→ **Available data**:
= Beginning of Section =
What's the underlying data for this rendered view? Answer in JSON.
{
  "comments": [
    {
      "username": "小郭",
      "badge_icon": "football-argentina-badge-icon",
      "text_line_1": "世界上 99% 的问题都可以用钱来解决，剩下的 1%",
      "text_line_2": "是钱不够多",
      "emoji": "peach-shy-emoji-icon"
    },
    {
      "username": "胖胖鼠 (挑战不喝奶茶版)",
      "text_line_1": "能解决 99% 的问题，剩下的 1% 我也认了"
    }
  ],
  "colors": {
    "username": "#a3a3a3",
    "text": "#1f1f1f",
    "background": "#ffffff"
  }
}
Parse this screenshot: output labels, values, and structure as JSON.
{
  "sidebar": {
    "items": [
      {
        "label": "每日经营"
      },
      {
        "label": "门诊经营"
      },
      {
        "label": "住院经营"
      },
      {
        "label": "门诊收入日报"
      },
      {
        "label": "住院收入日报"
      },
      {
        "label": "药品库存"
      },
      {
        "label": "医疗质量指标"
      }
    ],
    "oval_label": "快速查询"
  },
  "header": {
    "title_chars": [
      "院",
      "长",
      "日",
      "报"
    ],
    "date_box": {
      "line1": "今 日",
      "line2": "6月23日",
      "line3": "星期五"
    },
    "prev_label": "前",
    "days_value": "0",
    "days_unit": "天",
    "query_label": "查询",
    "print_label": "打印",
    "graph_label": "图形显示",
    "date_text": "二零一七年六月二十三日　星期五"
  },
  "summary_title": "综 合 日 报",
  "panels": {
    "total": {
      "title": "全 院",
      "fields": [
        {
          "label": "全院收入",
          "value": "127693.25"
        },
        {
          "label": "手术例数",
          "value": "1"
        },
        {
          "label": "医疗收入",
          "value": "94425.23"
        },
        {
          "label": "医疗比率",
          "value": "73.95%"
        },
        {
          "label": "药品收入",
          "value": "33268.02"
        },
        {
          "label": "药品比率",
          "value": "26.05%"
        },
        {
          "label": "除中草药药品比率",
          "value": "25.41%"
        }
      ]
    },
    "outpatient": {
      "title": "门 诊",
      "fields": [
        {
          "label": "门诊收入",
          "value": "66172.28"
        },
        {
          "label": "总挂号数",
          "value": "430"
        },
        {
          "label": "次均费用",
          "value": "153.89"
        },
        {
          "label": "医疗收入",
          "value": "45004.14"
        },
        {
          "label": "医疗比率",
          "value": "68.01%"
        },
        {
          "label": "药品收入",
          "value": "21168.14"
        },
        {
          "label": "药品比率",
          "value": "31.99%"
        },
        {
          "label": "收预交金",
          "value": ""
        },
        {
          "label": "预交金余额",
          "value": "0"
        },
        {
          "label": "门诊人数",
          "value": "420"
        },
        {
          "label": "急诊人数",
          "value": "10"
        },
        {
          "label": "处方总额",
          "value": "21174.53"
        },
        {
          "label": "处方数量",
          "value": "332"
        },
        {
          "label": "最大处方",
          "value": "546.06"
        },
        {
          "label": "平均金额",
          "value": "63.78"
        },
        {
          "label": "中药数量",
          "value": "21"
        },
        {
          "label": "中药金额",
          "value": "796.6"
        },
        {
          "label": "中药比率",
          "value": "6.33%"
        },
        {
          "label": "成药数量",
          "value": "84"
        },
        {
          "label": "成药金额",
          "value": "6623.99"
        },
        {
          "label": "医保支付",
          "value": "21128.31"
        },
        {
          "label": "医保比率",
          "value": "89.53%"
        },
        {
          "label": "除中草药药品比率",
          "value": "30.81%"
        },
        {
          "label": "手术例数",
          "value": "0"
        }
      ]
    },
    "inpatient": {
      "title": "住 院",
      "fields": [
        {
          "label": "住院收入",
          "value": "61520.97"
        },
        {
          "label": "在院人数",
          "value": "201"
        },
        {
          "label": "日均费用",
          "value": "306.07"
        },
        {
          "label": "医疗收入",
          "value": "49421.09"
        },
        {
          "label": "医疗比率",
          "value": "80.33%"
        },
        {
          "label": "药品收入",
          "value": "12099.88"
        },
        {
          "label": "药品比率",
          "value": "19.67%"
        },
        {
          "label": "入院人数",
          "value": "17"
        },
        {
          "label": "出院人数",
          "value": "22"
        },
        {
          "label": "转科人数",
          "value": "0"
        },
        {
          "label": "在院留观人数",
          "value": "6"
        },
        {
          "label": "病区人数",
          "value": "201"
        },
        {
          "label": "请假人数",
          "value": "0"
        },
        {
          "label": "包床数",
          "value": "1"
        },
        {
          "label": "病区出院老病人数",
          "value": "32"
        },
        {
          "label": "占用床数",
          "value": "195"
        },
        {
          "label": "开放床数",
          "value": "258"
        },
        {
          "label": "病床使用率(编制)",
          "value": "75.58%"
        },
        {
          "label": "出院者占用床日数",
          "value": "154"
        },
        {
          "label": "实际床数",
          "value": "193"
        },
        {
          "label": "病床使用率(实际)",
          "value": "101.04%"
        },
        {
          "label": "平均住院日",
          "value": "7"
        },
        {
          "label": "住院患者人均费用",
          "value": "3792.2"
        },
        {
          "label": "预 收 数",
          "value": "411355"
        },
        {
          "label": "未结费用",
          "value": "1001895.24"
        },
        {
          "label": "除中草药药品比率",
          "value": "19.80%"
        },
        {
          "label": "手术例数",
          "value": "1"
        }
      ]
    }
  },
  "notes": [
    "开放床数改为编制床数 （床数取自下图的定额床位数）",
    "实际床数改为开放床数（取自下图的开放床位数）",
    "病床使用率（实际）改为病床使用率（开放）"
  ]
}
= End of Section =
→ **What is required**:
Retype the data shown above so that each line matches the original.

→ **Result below**:
What's the underlying data for this rendered view? Answer in JSON.
{
  "comments": [
    {
      "username": "小郭",
      "badge_icon": "football-argentina-badge-icon",
      "text_line_1": "世界上 99% 的问题都可以用钱来解决，剩下的 1%",
      "text_line_2": "是钱不够多",
      "emoji": "peach-shy-emoji-icon"
    },
    {
      "username": "胖胖鼠 (挑战不喝奶茶版)",
      "text_line_1": "能解决 99% 的问题，剩下的 1% 我也认了"
    }
  ],
  "colors": {
    "username": "#a3a3a3",
    "text": "#1f1f1f",
    "background": "#ffffff"
  }
}
Parse this screenshot: output labels, values, and structure as JSON.
{
  "sidebar": {
    "items": [
      {
        "label": "每日经营"
      },
      {
        "label": "门诊经营"
      },
      {
        "label": "住院经营"
      },
      {
        "label": "门诊收入日报"
      },
      {
        "label": "住院收入日报"
      },
      {
        "label": "药品库存"
      },
      {
        "label": "医疗质量指标"
      }
    ],
    "oval_label": "快速查询"
  },
  "header": {
    "title_chars": [
      "院",
      "长",
      "日",
      "报"
    ],
    "date_box": {
      "line1": "今 日",
      "line2": "6月23日",
      "line3": "星期五"
    },
    "prev_label": "前",
    "days_value": "0",
    "days_unit": "天",
    "query_label": "查询",
    "print_label": "打印",
    "graph_label": "图形显示",
    "date_text": "二零一七年六月二十三日　星期五"
  },
  "summary_title": "综 合 日 报",
  "panels": {
    "total": {
      "title": "全 院",
      "fields": [
        {
          "label": "全院收入",
          "value": "127693.25"
        },
        {
          "label": "手术例数",
          "value": "1"
        },
        {
          "label": "医疗收入",
          "value": "94425.23"
        },
        {
          "label": "医疗比率",
          "value": "73.95%"
        },
        {
          "label": "药品收入",
          "value": "33268.02"
        },
        {
          "label": "药品比率",
          "value": "26.05%"
        },
        {
          "label": "除中草药药品比率",
          "value": "25.41%"
        }
      ]
    },
    "outpatient": {
      "title": "门 诊",
      "fields": [
        {
          "label": "门诊收入",
          "value": "66172.28"
        },
        {
          "label": "总挂号数",
          "value": "430"
        },
        {
          "label": "次均费用",
          "value": "153.89"
        },
        {
          "label": "医疗收入",
          "value": "45004.14"
        },
        {
          "label": "医疗比率",
          "value": "68.01%"
        },
        {
          "label": "药品收入",
          "value": "21168.14"
        },
        {
          "label": "药品比率",
          "value": "31.99%"
        },
        {
          "label": "收预交金",
          "value": ""
        },
        {
          "label": "预交金余额",
          "value": "0"
        },
        {
          "label": "门诊人数",
          "value": "420"
        },
        {
          "label": "急诊人数",
          "value": "10"
        },
        {
          "label": "处方总额",
          "value": "21174.53"
        },
        {
          "label": "处方数量",
          "value": "332"
        },
        {
          "label": "最大处方",
          "value": "546.06"
        },
        {
          "label": "平均金额",
          "value": "63.78"
        },
        {
          "label": "中药数量",
          "value": "21"
        },
        {
          "label": "中药金额",
          "value": "796.6"
        },
        {
          "label": "中药比率",
          "value": "6.33%"
        },
        {
          "label": "成药数量",
          "value": "84"
        },
        {
          "label": "成药金额",
          "value": "6623.99"
        },
        {
          "label": "医保支付",
          "value": "21128.31"
        },
        {
          "label": "医保比率",
          "value": "89.53%"
        },
        {
          "label": "除中草药药品比率",
          "value": "30.81%"
        },
        {
          "label": "手术例数",
          "value": "0"
        }
      ]
    },
    "inpatient": {
      "title": "住 院",
      "fields": [
        {
          "label": "住院收入",
          "value": "61520.97"
        },
        {
          "label": "在院人数",
          "value": "201"
        },
        {
          "label": "日均费用",
          "value": "306.07"
        },
        {
          "label": "医疗收入",
          "value": "49421.09"
        },
        {
          "label": "医疗比率",
          "value": "80.33%"
        },
        {
          "label": "药品收入",
          "value": "12099.88"
        },
        {
          "label": "药品比率",
          "value": "19.67%"
        },
        {
          "label": "入院人数",
          "value": "17"
        },
        {
          "label": "出院人数",
          "value": "22"
        },
        {
          "label": "转科人数",
          "value": "0"
        },
        {
          "label": "在院留观人数",
          "value": "6"
        },
        {
          "label": "病区人数",
          "value": "201"
        },
        {
          "label": "请假人数",
          "value": "0"
        },
        {
          "label": "包床数",
          "value": "1"
        },
        {
          "label": "病区出院老病人数",
          "value": "32"
        },
        {
          "label": "占用床数",
          "value": "195"
        },
        {
          "label": "开放床数",
          "value": "258"
        },
        {
          "label": "病床使用率(编制)",
          "value": "75.58%"
        },
        {
          "label": "出院者占用床日数",
          "value": "154"
        },
        {
          "label": "实际床数",
          "value": "193"
        },
        {
          "label": "病床使用率(实际)",
          "value": "101.04%"
        },
        {
          "label": "平均住院日",
          "value": "7"
        },
        {
          "label": "住院患者人均费用",
          "value": "3792.2"
        },
        {
          "label": "预 收 数",
          "value": "411355"
        },
        {
          "label": "未结费用",
          "value": "1001895.24"
        },
        {
          "label": "除中草药药品比率",
          "value": "19.80%"
        },
        {
          "label": "手术例数",
          "value": "1"
        }
      ]
    }
  },
  "notes": [
    "开放床数改为编制床数 （床数取自下图的定额床位数）",
    "实际床数改为开放床数（取自下图的开放床位数）",
    "病床使用率（实际）改为病床使用率（开放）"
  ]
}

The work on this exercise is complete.